Copy the data exactly. Images are to be left out.

*** Opening Extracted information ***

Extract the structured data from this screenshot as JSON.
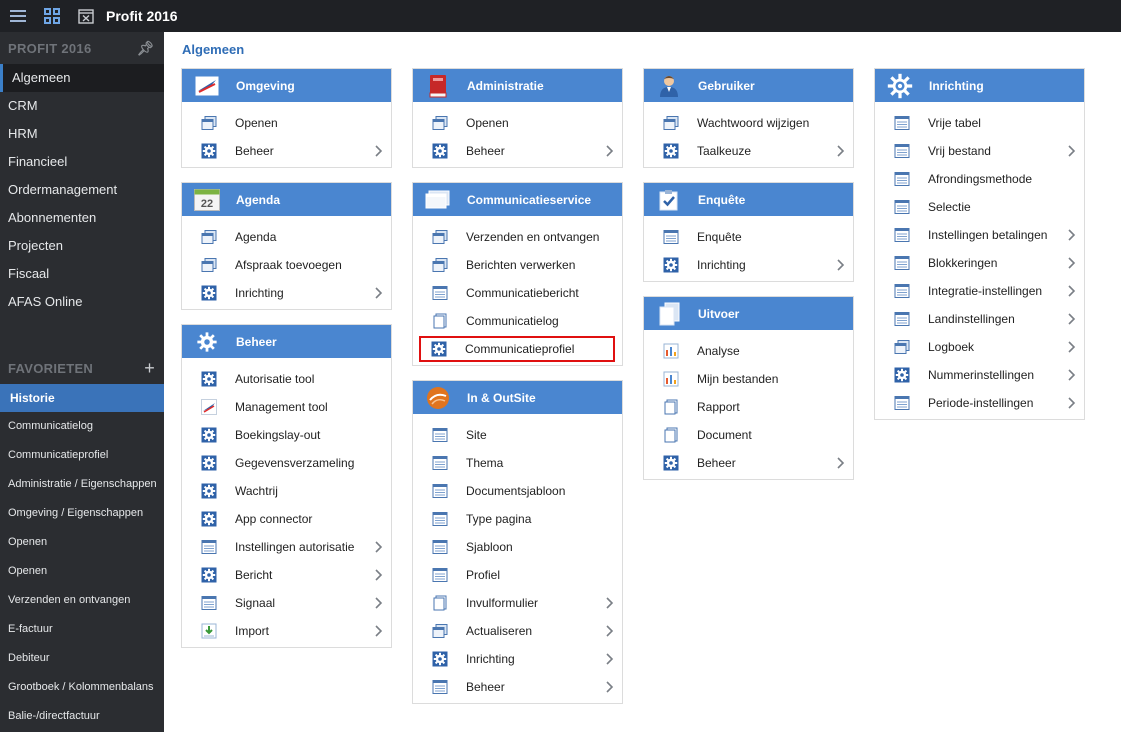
{
  "topbar": {
    "title": "Profit 2016"
  },
  "sidebar": {
    "section_title": "PROFIT 2016",
    "nav": [
      {
        "label": "Algemeen",
        "active": true
      },
      {
        "label": "CRM"
      },
      {
        "label": "HRM"
      },
      {
        "label": "Financieel"
      },
      {
        "label": "Ordermanagement"
      },
      {
        "label": "Abonnementen"
      },
      {
        "label": "Projecten"
      },
      {
        "label": "Fiscaal"
      },
      {
        "label": "AFAS Online"
      }
    ],
    "favorites_title": "FAVORIETEN",
    "history_title": "Historie",
    "history": [
      {
        "label": "Communicatielog"
      },
      {
        "label": "Communicatieprofiel"
      },
      {
        "label": "Administratie / Eigenschappen"
      },
      {
        "label": "Omgeving / Eigenschappen"
      },
      {
        "label": "Openen"
      },
      {
        "label": "Openen"
      },
      {
        "label": "Verzenden en ontvangen"
      },
      {
        "label": "E-factuur"
      },
      {
        "label": "Debiteur"
      },
      {
        "label": "Grootboek / Kolommenbalans"
      },
      {
        "label": "Balie-/directfactuur"
      }
    ]
  },
  "main": {
    "title": "Algemeen",
    "columns": [
      [
        {
          "title": "Omgeving",
          "icon": "omgeving-logo-icon",
          "items": [
            {
              "label": "Openen",
              "icon": "window-icon"
            },
            {
              "label": "Beheer",
              "icon": "gear-icon",
              "chevron": true
            }
          ]
        },
        {
          "title": "Agenda",
          "icon": "calendar-icon",
          "calendar_day": "22",
          "items": [
            {
              "label": "Agenda",
              "icon": "window-icon"
            },
            {
              "label": "Afspraak toevoegen",
              "icon": "window-icon"
            },
            {
              "label": "Inrichting",
              "icon": "gear-icon",
              "chevron": true
            }
          ]
        },
        {
          "title": "Beheer",
          "icon": "gear-icon",
          "items": [
            {
              "label": "Autorisatie tool",
              "icon": "gear-icon"
            },
            {
              "label": "Management tool",
              "icon": "omgeving-logo-icon"
            },
            {
              "label": "Boekingslay-out",
              "icon": "gear-icon"
            },
            {
              "label": "Gegevensverzameling",
              "icon": "gear-icon"
            },
            {
              "label": "Wachtrij",
              "icon": "gear-icon"
            },
            {
              "label": "App connector",
              "icon": "gear-icon"
            },
            {
              "label": "Instellingen autorisatie",
              "icon": "list-icon",
              "chevron": true
            },
            {
              "label": "Bericht",
              "icon": "gear-icon",
              "chevron": true
            },
            {
              "label": "Signaal",
              "icon": "list-icon",
              "chevron": true
            },
            {
              "label": "Import",
              "icon": "import-icon",
              "chevron": true
            }
          ]
        }
      ],
      [
        {
          "title": "Administratie",
          "icon": "book-icon",
          "items": [
            {
              "label": "Openen",
              "icon": "window-icon"
            },
            {
              "label": "Beheer",
              "icon": "gear-icon",
              "chevron": true
            }
          ]
        },
        {
          "title": "Communicatieservice",
          "icon": "monitor-icon",
          "items": [
            {
              "label": "Verzenden en ontvangen",
              "icon": "window-icon"
            },
            {
              "label": "Berichten verwerken",
              "icon": "window-icon"
            },
            {
              "label": "Communicatiebericht",
              "icon": "list-icon"
            },
            {
              "label": "Communicatielog",
              "icon": "page-icon"
            },
            {
              "label": "Communicatieprofiel",
              "icon": "gear-icon",
              "highlight": true
            }
          ]
        },
        {
          "title": "In & OutSite",
          "icon": "globe-icon",
          "items": [
            {
              "label": "Site",
              "icon": "list-icon"
            },
            {
              "label": "Thema",
              "icon": "list-icon"
            },
            {
              "label": "Documentsjabloon",
              "icon": "list-icon"
            },
            {
              "label": "Type pagina",
              "icon": "list-icon"
            },
            {
              "label": "Sjabloon",
              "icon": "list-icon"
            },
            {
              "label": "Profiel",
              "icon": "list-icon"
            },
            {
              "label": "Invulformulier",
              "icon": "page-icon",
              "chevron": true
            },
            {
              "label": "Actualiseren",
              "icon": "window-icon",
              "chevron": true
            },
            {
              "label": "Inrichting",
              "icon": "gear-icon",
              "chevron": true
            },
            {
              "label": "Beheer",
              "icon": "list-icon",
              "chevron": true
            }
          ]
        }
      ],
      [
        {
          "title": "Gebruiker",
          "icon": "user-icon",
          "items": [
            {
              "label": "Wachtwoord wijzigen",
              "icon": "window-icon"
            },
            {
              "label": "Taalkeuze",
              "icon": "gear-icon",
              "chevron": true
            }
          ]
        },
        {
          "title": "Enquête",
          "icon": "checkbox-icon",
          "items": [
            {
              "label": "Enquête",
              "icon": "list-icon"
            },
            {
              "label": "Inrichting",
              "icon": "gear-icon",
              "chevron": true
            }
          ]
        },
        {
          "title": "Uitvoer",
          "icon": "pages-icon",
          "items": [
            {
              "label": "Analyse",
              "icon": "chart-icon"
            },
            {
              "label": "Mijn bestanden",
              "icon": "chart-icon"
            },
            {
              "label": "Rapport",
              "icon": "page-icon"
            },
            {
              "label": "Document",
              "icon": "page-icon"
            },
            {
              "label": "Beheer",
              "icon": "gear-icon",
              "chevron": true
            }
          ]
        }
      ],
      [
        {
          "title": "Inrichting",
          "icon": "big-gear-icon",
          "items": [
            {
              "label": "Vrije tabel",
              "icon": "list-icon"
            },
            {
              "label": "Vrij bestand",
              "icon": "list-icon",
              "chevron": true
            },
            {
              "label": "Afrondingsmethode",
              "icon": "list-icon"
            },
            {
              "label": "Selectie",
              "icon": "list-icon"
            },
            {
              "label": "Instellingen betalingen",
              "icon": "list-icon",
              "chevron": true
            },
            {
              "label": "Blokkeringen",
              "icon": "list-icon",
              "chevron": true
            },
            {
              "label": "Integratie-instellingen",
              "icon": "list-icon",
              "chevron": true
            },
            {
              "label": "Landinstellingen",
              "icon": "list-icon",
              "chevron": true
            },
            {
              "label": "Logboek",
              "icon": "window-icon",
              "chevron": true
            },
            {
              "label": "Nummerinstellingen",
              "icon": "gear-icon",
              "chevron": true
            },
            {
              "label": "Periode-instellingen",
              "icon": "list-icon",
              "chevron": true
            }
          ]
        }
      ]
    ]
  }
}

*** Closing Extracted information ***

- Task response:
Extract the structured data from this screenshot as JSON.
{
  "topbar": {
    "title": "Profit 2016"
  },
  "sidebar": {
    "section_title": "PROFIT 2016",
    "nav": [
      {
        "label": "Algemeen",
        "active": true
      },
      {
        "label": "CRM"
      },
      {
        "label": "HRM"
      },
      {
        "label": "Financieel"
      },
      {
        "label": "Ordermanagement"
      },
      {
        "label": "Abonnementen"
      },
      {
        "label": "Projecten"
      },
      {
        "label": "Fiscaal"
      },
      {
        "label": "AFAS Online"
      }
    ],
    "favorites_title": "FAVORIETEN",
    "history_title": "Historie",
    "history": [
      {
        "label": "Communicatielog"
      },
      {
        "label": "Communicatieprofiel"
      },
      {
        "label": "Administratie / Eigenschappen"
      },
      {
        "label": "Omgeving / Eigenschappen"
      },
      {
        "label": "Openen"
      },
      {
        "label": "Openen"
      },
      {
        "label": "Verzenden en ontvangen"
      },
      {
        "label": "E-factuur"
      },
      {
        "label": "Debiteur"
      },
      {
        "label": "Grootboek / Kolommenbalans"
      },
      {
        "label": "Balie-/directfactuur"
      }
    ]
  },
  "main": {
    "title": "Algemeen",
    "columns": [
      [
        {
          "title": "Omgeving",
          "icon": "omgeving-logo-icon",
          "items": [
            {
              "label": "Openen",
              "icon": "window-icon"
            },
            {
              "label": "Beheer",
              "icon": "gear-icon",
              "chevron": true
            }
          ]
        },
        {
          "title": "Agenda",
          "icon": "calendar-icon",
          "calendar_day": "22",
          "items": [
            {
              "label": "Agenda",
              "icon": "window-icon"
            },
            {
              "label": "Afspraak toevoegen",
              "icon": "window-icon"
            },
            {
              "label": "Inrichting",
              "icon": "gear-icon",
              "chevron": true
            }
          ]
        },
        {
          "title": "Beheer",
          "icon": "gear-icon",
          "items": [
            {
              "label": "Autorisatie tool",
              "icon": "gear-icon"
            },
            {
              "label": "Management tool",
              "icon": "omgeving-logo-icon"
            },
            {
              "label": "Boekingslay-out",
              "icon": "gear-icon"
            },
            {
              "label": "Gegevensverzameling",
              "icon": "gear-icon"
            },
            {
              "label": "Wachtrij",
              "icon": "gear-icon"
            },
            {
              "label": "App connector",
              "icon": "gear-icon"
            },
            {
              "label": "Instellingen autorisatie",
              "icon": "list-icon",
              "chevron": true
            },
            {
              "label": "Bericht",
              "icon": "gear-icon",
              "chevron": true
            },
            {
              "label": "Signaal",
              "icon": "list-icon",
              "chevron": true
            },
            {
              "label": "Import",
              "icon": "import-icon",
              "chevron": true
            }
          ]
        }
      ],
      [
        {
          "title": "Administratie",
          "icon": "book-icon",
          "items": [
            {
              "label": "Openen",
              "icon": "window-icon"
            },
            {
              "label": "Beheer",
              "icon": "gear-icon",
              "chevron": true
            }
          ]
        },
        {
          "title": "Communicatieservice",
          "icon": "monitor-icon",
          "items": [
            {
              "label": "Verzenden en ontvangen",
              "icon": "window-icon"
            },
            {
              "label": "Berichten verwerken",
              "icon": "window-icon"
            },
            {
              "label": "Communicatiebericht",
              "icon": "list-icon"
            },
            {
              "label": "Communicatielog",
              "icon": "page-icon"
            },
            {
              "label": "Communicatieprofiel",
              "icon": "gear-icon",
              "highlight": true
            }
          ]
        },
        {
          "title": "In & OutSite",
          "icon": "globe-icon",
          "items": [
            {
              "label": "Site",
              "icon": "list-icon"
            },
            {
              "label": "Thema",
              "icon": "list-icon"
            },
            {
              "label": "Documentsjabloon",
              "icon": "list-icon"
            },
            {
              "label": "Type pagina",
              "icon": "list-icon"
            },
            {
              "label": "Sjabloon",
              "icon": "list-icon"
            },
            {
              "label": "Profiel",
              "icon": "list-icon"
            },
            {
              "label": "Invulformulier",
              "icon": "page-icon",
              "chevron": true
            },
            {
              "label": "Actualiseren",
              "icon": "window-icon",
              "chevron": true
            },
            {
              "label": "Inrichting",
              "icon": "gear-icon",
              "chevron": true
            },
            {
              "label": "Beheer",
              "icon": "list-icon",
              "chevron": true
            }
          ]
        }
      ],
      [
        {
          "title": "Gebruiker",
          "icon": "user-icon",
          "items": [
            {
              "label": "Wachtwoord wijzigen",
              "icon": "window-icon"
            },
            {
              "label": "Taalkeuze",
              "icon": "gear-icon",
              "chevron": true
            }
          ]
        },
        {
          "title": "Enquête",
          "icon": "checkbox-icon",
          "items": [
            {
              "label": "Enquête",
              "icon": "list-icon"
            },
            {
              "label": "Inrichting",
              "icon": "gear-icon",
              "chevron": true
            }
          ]
        },
        {
          "title": "Uitvoer",
          "icon": "pages-icon",
          "items": [
            {
              "label": "Analyse",
              "icon": "chart-icon"
            },
            {
              "label": "Mijn bestanden",
              "icon": "chart-icon"
            },
            {
              "label": "Rapport",
              "icon": "page-icon"
            },
            {
              "label": "Document",
              "icon": "page-icon"
            },
            {
              "label": "Beheer",
              "icon": "gear-icon",
              "chevron": true
            }
          ]
        }
      ],
      [
        {
          "title": "Inrichting",
          "icon": "big-gear-icon",
          "items": [
            {
              "label": "Vrije tabel",
              "icon": "list-icon"
            },
            {
              "label": "Vrij bestand",
              "icon": "list-icon",
              "chevron": true
            },
            {
              "label": "Afrondingsmethode",
              "icon": "list-icon"
            },
            {
              "label": "Selectie",
              "icon": "list-icon"
            },
            {
              "label": "Instellingen betalingen",
              "icon": "list-icon",
              "chevron": true
            },
            {
              "label": "Blokkeringen",
              "icon": "list-icon",
              "chevron": true
            },
            {
              "label": "Integratie-instellingen",
              "icon": "list-icon",
              "chevron": true
            },
            {
              "label": "Landinstellingen",
              "icon": "list-icon",
              "chevron": true
            },
            {
              "label": "Logboek",
              "icon": "window-icon",
              "chevron": true
            },
            {
              "label": "Nummerinstellingen",
              "icon": "gear-icon",
              "chevron": true
            },
            {
              "label": "Periode-instellingen",
              "icon": "list-icon",
              "chevron": true
            }
          ]
        }
      ]
    ]
  }
}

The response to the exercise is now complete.